By SDCN Editor
San Diego, CA–The Captain of the Port for Coast Guard Sectors San Diego is actively monitoring Hurricane Hilary, which strengthened from a tropical storm to a hurricane on Thursday and is forecasted to bring significant rainfall and high winds to Southern California this weekend.
According to the National Hurricane Center, Hilary is about 60 miles southwest of Socorro Island, Mexico, with maximum wind gusts of 75 mph. While the hurricane will likely weaken as it travels northward, it could bring heavy rainfall to the southwestern United States, along with large swells and high surf along the coast.
A tropical storm watch is in effect for parts of Mexico before approaching the Baja California peninsula this weekend. The storm could produce up to eight inches of rain across the peninsula through Monday morning, with the potential for flash flooding.
Hurricanes and tropical storms rarely make landfall in the state; the last tropical storm to impact California was more than 84 years ago.
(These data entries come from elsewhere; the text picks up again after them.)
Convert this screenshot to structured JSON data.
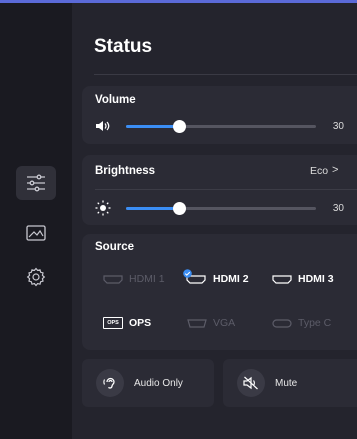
{
  "header": {
    "title": "Status"
  },
  "volume": {
    "label": "Volume",
    "value": "30",
    "level": 0.3
  },
  "brightness": {
    "label": "Brightness",
    "mode": "Eco",
    "chevron": ">",
    "value": "30",
    "level": 0.3
  },
  "source": {
    "label": "Source",
    "items": [
      {
        "label": "HDMI 1",
        "state": "disabled",
        "icon": "hdmi-icon"
      },
      {
        "label": "HDMI 2",
        "state": "selected",
        "icon": "hdmi-icon"
      },
      {
        "label": "HDMI 3",
        "state": "enabled",
        "icon": "hdmi-icon"
      },
      {
        "label": "OPS",
        "state": "enabled",
        "icon": "ops-icon",
        "badge": "OPS"
      },
      {
        "label": "VGA",
        "state": "disabled",
        "icon": "vga-icon"
      },
      {
        "label": "Type C",
        "state": "disabled",
        "icon": "type-c-icon"
      }
    ]
  },
  "actions": {
    "audio_only": "Audio Only",
    "mute": "Mute"
  },
  "sidebar": {
    "items": [
      {
        "icon": "sliders-icon",
        "active": true
      },
      {
        "icon": "image-icon",
        "active": false
      },
      {
        "icon": "settings-icon",
        "active": false
      }
    ]
  },
  "colors": {
    "accent": "#3b8ef5",
    "background": "#1b1b23",
    "panel": "#2b2b35"
  }
}
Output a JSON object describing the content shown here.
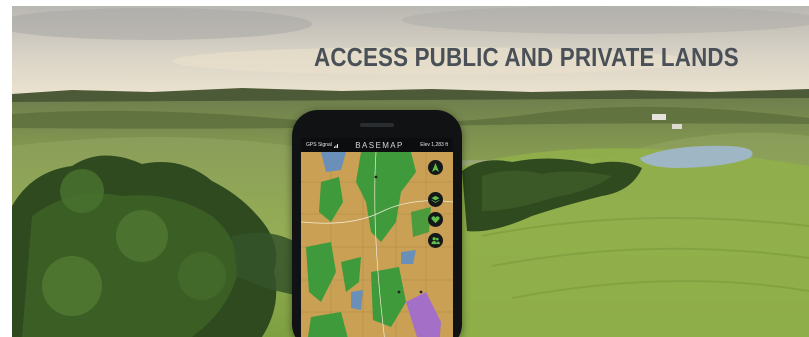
{
  "banner": {
    "headline": "ACCESS PUBLIC AND PRIVATE LANDS"
  },
  "phone": {
    "status": {
      "gps_label": "GPS Signal",
      "app_name": "BASEMAP",
      "elevation": "Elev 1,283 ft"
    },
    "map_buttons": [
      {
        "icon": "navigation-arrow-icon"
      },
      {
        "icon": "layers-icon"
      },
      {
        "icon": "heart-icon"
      },
      {
        "icon": "friends-icon"
      }
    ]
  },
  "colors": {
    "headline": "#4a5058",
    "public_land": "#3e9a3a",
    "private_land": "#c9a054",
    "special_area": "#a36fc7",
    "water": "#6a8fb8"
  }
}
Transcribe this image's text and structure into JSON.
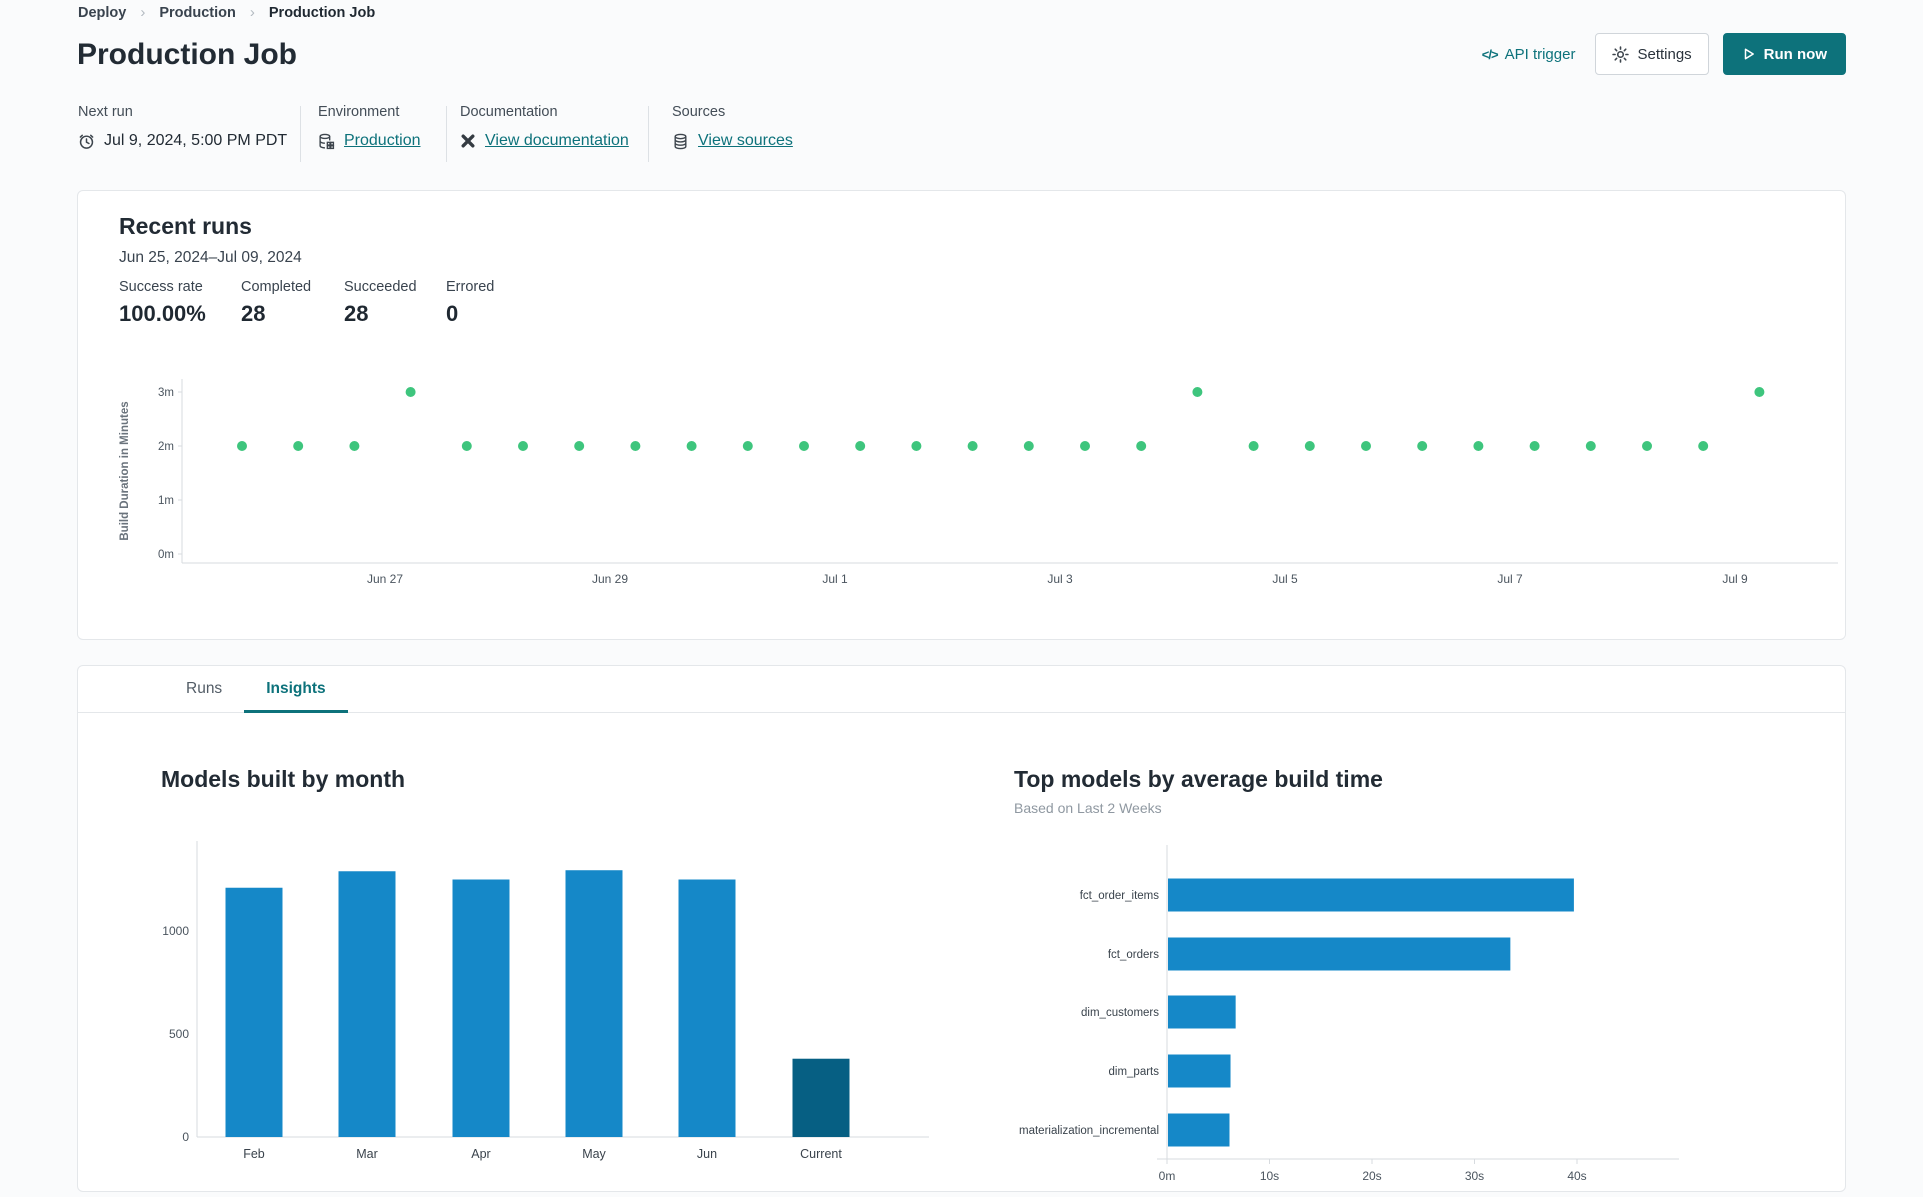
{
  "breadcrumb": {
    "items": [
      "Deploy",
      "Production",
      "Production Job"
    ],
    "separator": "›"
  },
  "header": {
    "title": "Production Job",
    "api_trigger_label": "API trigger",
    "api_trigger_glyph": "</>",
    "settings_label": "Settings",
    "run_now_label": "Run now"
  },
  "meta": {
    "columns": [
      {
        "label": "Next run",
        "value": "Jul 9, 2024, 5:00 PM PDT",
        "icon": "clock-icon",
        "is_link": false
      },
      {
        "label": "Environment",
        "value": "Production",
        "icon": "environment-database-icon",
        "is_link": true
      },
      {
        "label": "Documentation",
        "value": "View documentation",
        "icon": "dbt-docs-icon",
        "is_link": true
      },
      {
        "label": "Sources",
        "value": "View sources",
        "icon": "database-icon",
        "is_link": true
      }
    ]
  },
  "recent_runs": {
    "title": "Recent runs",
    "date_range": "Jun 25, 2024–Jul 09, 2024",
    "stats": [
      {
        "label": "Success rate",
        "value": "100.00%"
      },
      {
        "label": "Completed",
        "value": "28"
      },
      {
        "label": "Succeeded",
        "value": "28"
      },
      {
        "label": "Errored",
        "value": "0"
      }
    ]
  },
  "tabs": [
    {
      "label": "Runs",
      "active": false
    },
    {
      "label": "Insights",
      "active": true
    }
  ],
  "colors": {
    "accent_teal": "#0d727b",
    "success_green": "#3ec57d",
    "bar_blue": "#1588c8",
    "bar_navy": "#065f83",
    "axis_line": "#d7dbdf",
    "tick_text": "#4a545e"
  },
  "chart_data": [
    {
      "name": "build-duration-scatter",
      "type": "scatter",
      "ylabel": "Build Duration in Minutes",
      "y_ticks": [
        "0m",
        "1m",
        "2m",
        "3m"
      ],
      "x_ticks": [
        "Jun 27",
        "Jun 29",
        "Jul 1",
        "Jul 3",
        "Jul 5",
        "Jul 7",
        "Jul 9"
      ],
      "ylim": [
        0,
        3.4
      ],
      "points_minutes": [
        2,
        2,
        2,
        3,
        2,
        2,
        2,
        2,
        2,
        2,
        2,
        2,
        2,
        2,
        2,
        2,
        2,
        3,
        2,
        2,
        2,
        2,
        2,
        2,
        2,
        2,
        2,
        3
      ],
      "point_color": "#3ec57d"
    },
    {
      "name": "models-built-by-month",
      "type": "bar",
      "title": "Models built by month",
      "categories": [
        "Feb",
        "Mar",
        "Apr",
        "May",
        "Jun",
        "Current"
      ],
      "values": [
        1210,
        1290,
        1250,
        1295,
        1250,
        380
      ],
      "bar_colors": [
        "#1588c8",
        "#1588c8",
        "#1588c8",
        "#1588c8",
        "#1588c8",
        "#065f83"
      ],
      "y_ticks": [
        0,
        500,
        1000
      ],
      "ylim": [
        0,
        1430
      ],
      "xlabel": "",
      "ylabel": ""
    },
    {
      "name": "top-models-by-average-build-time",
      "type": "hbar",
      "title": "Top models by average build time",
      "subtitle": "Based on Last 2 Weeks",
      "categories": [
        "fct_order_items",
        "fct_orders",
        "dim_customers",
        "dim_parts",
        "materialization_incremental"
      ],
      "values_seconds": [
        39.6,
        33.4,
        6.6,
        6.1,
        6.0
      ],
      "x_ticks": [
        "0m",
        "10s",
        "20s",
        "30s",
        "40s"
      ],
      "xlim": [
        0,
        43
      ],
      "bar_color": "#1588c8"
    }
  ]
}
That storm occurred in 1939 and was only preceded by one other known hurricane, which made landfall in 1858.
Hurricane Hillary has the potential to impact southern California. Hazards include high surf, dangerous rip currents, and undertow conditions, heavy winds, heavy rainfall, and coastal flooding.
“One of the Coast Guard’s priorities is the safety of life at sea, and mariners are reminded sea state conditions could be above normal limitations beyond a recreational boat and to be cognizant that these storms can be unpredictable,” said Capt. James Spitler, commander of Sector San Diego.”
The Coast Guard is warning the public of these important safety messages:
- Stay off the water. The Coast Guard’s search and rescue capabilities degrade as storm conditions strengthen. This means help could be delayed. Boaters should heed weather watches, warnings, and small craft advisories.
- Evacuate as necessary. If mandatory evacuations for an area, the public should evacuate without delay. Coast Guard personnel and other emergency responders may be unable to evacuate or rescue those in danger during the storm.
- Secure belongings. The Coast Guard urges owners of large boats to move their vessels to inland marinas where they will be less vulnerable to breaking free of their moorings or sustaining damage. Boatowners should pull trailerable boats from the water and store them in a place not prone to flooding. Boat owners leaving their vessels in the water should remove EPIRBs and secure life rings, lifejackets, and small boats. If not properly secured, these items can break free, causing the diversion of valuable search and rescue resources to ensure people are not in distress.
- Stay clear of beaches. Wave heights and currents typically increase before a storm makes landfall. Even the best swimmers can fall victim to the strong waves and rip currents caused by hurricanes. Swimmers should stay clear of beaches until local lifeguards and law enforcement officials say the water is safe.
- Be prepared. Area residents should be prepared by developing a family plan, creating a disaster supply kit, having a place to go, securing their homes, and having a plan for pets. Visit the National Hurricane Center’s webpage for more information.
- Stay informed. The public should monitor the progress and strength of the storm through local television, radio, and the Internet. Boaters can monitor their progress on VHF radio channel 16. Small craft advisories and warnings are broadcast on VHF radio channel 16.
For more information, visit the National Hurricane Center’s webpage for information on the storm’s progress and hurricane preparedness.